Fuden-An： Leaves from a Tea-Journal
What we must do now
KOBORI Sojitsu (the 13th Grand Master of the Enshu Sado School )
In the world of Japanese tea ceremony, Shimotsuki (November) is when we practice both kuchikiri (the ritual of making tea after opening a new pot of stored tea) and robiraki (the ritual of using the irori, or sunken hearth). This moment which marks the arrival of a new season is so significant in the world of tea, it is often referred to as the New Year of tea ceremony and is a time when all of us involved in tea ceremony must shape up.
Originally, the Japanese created their culture (including but not exclusively tea ceremony) by living and progressing in harmony with nature. It is the responsibility of those who live in Japan today to pass this culture on to the next generation.
These last two months I have written mostly about what the Japanese athletes had to say after their performances at the Olympics. The point I was trying to make was that instead thinking of themselves first and foremost, these Japanese athletes displayed gratitude to those who supported them and their heritage.

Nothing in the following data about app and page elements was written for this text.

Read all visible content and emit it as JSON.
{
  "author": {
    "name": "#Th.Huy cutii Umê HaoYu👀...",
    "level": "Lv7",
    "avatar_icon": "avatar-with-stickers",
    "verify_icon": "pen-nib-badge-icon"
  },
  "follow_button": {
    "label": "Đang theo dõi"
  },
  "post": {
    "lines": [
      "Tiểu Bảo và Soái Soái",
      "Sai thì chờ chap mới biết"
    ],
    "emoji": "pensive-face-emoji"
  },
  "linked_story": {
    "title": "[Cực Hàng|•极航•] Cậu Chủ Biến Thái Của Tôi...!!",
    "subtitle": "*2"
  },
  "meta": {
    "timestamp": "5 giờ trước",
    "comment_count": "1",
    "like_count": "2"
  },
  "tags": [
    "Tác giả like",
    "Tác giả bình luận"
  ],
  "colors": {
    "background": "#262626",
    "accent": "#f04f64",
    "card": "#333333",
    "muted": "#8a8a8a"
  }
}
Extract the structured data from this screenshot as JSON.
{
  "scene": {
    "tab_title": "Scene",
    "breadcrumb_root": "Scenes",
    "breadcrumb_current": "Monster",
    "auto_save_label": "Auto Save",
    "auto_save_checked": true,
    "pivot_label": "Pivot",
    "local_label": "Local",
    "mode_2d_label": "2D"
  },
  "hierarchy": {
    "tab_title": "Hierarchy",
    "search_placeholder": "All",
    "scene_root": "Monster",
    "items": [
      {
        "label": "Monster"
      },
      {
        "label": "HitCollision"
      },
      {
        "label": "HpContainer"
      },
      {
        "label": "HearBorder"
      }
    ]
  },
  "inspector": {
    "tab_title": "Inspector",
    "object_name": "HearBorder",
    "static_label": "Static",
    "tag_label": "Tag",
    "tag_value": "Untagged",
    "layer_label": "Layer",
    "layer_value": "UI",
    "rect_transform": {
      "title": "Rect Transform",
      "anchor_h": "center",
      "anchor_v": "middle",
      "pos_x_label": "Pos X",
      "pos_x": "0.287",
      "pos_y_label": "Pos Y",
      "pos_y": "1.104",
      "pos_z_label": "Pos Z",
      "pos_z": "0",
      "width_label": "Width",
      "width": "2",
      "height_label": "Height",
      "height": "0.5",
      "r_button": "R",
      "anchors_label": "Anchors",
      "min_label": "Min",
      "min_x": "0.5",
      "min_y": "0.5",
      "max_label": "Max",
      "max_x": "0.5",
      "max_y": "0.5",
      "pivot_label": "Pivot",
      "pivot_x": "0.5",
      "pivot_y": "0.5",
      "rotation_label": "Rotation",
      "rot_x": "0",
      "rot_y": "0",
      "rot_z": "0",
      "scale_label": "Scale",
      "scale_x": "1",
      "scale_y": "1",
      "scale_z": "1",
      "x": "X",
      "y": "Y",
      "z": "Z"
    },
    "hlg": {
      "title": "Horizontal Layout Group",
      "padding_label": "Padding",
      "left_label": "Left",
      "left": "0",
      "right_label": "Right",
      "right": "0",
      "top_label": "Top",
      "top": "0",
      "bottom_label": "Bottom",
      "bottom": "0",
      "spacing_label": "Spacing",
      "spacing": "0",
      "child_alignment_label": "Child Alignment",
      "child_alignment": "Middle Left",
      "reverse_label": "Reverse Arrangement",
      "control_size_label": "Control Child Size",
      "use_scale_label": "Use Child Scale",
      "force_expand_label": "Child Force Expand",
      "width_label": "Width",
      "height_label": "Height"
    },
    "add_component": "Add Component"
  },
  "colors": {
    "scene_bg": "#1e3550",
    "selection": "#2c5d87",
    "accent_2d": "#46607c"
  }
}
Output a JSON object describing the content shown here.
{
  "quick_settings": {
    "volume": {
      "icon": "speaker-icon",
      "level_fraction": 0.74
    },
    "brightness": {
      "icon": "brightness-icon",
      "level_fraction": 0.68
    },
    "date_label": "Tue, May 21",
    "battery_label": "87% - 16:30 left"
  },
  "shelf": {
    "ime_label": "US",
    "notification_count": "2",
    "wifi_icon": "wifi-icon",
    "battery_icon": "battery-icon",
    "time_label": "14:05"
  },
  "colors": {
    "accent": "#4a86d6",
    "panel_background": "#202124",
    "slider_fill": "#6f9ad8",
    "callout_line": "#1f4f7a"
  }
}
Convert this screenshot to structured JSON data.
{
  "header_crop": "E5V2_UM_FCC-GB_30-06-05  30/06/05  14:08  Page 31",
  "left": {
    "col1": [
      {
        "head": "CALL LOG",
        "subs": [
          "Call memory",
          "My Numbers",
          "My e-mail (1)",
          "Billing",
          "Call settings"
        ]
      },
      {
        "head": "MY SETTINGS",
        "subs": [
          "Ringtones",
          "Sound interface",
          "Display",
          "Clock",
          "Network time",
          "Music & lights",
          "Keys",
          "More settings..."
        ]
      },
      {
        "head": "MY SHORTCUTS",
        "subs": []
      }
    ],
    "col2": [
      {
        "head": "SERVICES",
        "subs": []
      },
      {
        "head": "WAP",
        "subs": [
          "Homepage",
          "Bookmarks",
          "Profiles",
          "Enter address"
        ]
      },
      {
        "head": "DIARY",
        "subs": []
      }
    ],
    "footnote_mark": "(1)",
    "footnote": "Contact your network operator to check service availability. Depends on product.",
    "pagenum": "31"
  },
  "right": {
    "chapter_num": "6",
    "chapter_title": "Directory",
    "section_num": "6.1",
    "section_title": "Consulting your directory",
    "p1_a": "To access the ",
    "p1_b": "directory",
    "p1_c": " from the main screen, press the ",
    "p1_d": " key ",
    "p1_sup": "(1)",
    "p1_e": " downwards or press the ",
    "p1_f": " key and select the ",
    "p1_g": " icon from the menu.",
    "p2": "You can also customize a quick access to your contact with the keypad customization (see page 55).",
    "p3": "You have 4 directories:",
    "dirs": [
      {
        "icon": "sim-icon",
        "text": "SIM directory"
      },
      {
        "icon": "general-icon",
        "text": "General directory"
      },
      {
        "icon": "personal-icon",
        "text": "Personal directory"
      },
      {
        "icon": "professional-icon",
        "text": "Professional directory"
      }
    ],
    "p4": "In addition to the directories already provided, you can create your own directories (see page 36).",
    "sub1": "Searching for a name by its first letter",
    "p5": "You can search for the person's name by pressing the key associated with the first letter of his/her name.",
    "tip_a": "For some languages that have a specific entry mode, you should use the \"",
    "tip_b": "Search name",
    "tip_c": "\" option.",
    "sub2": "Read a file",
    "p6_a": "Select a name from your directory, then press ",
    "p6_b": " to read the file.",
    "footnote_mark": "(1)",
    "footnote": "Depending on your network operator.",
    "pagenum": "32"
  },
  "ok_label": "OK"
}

However, it cannot be said that this applies to Japan recently. This is because it has become common knowledge that outside of Japan, yielding to others and respecting others claim to their rights is hard to find. We must recognize that this is how we will have to continue living our lives.
I do not want to be political but I believe the Japanese need to be more firm. When I was born, ten years had passed after the end of the second world war and it was a time when most houses were not financially well off. Families would slowly accumulate one of the 'three C's, cars, coolers and color televisions, year on year and became more prosperous after the Tokyo Olympics. During this period, the Japanese still had their dreams.
After this, as the economy grew, the Japanese began to lose what was once spiritually important to them and prioritized economic growth. Material possessions flooded Japan and changes appeared within the household. TVs, telephones and recently computers became possessions which each and every one of us had at least one of. It was good that we became prosperous but we were all losing something at the same time.
If we are to return to the way we used to think of not wanting to discomfort others, then we must remain firm. I believe tea ceremony could play an important role in reeducating ourselves of this way. Accepting and including each and every way of life and living in harmony with these is the path we need to both take and be proud of.
We must be confident that there is no one in the world which respects and protects its ancestors as much as the Japanese. And with this confidence, we must continue to live in this global world.
'There's no need to say so explicitly' is not a phrase we can use that often in this world. I believe we must continue to learn from each other if we are to speak from our heart and with pride.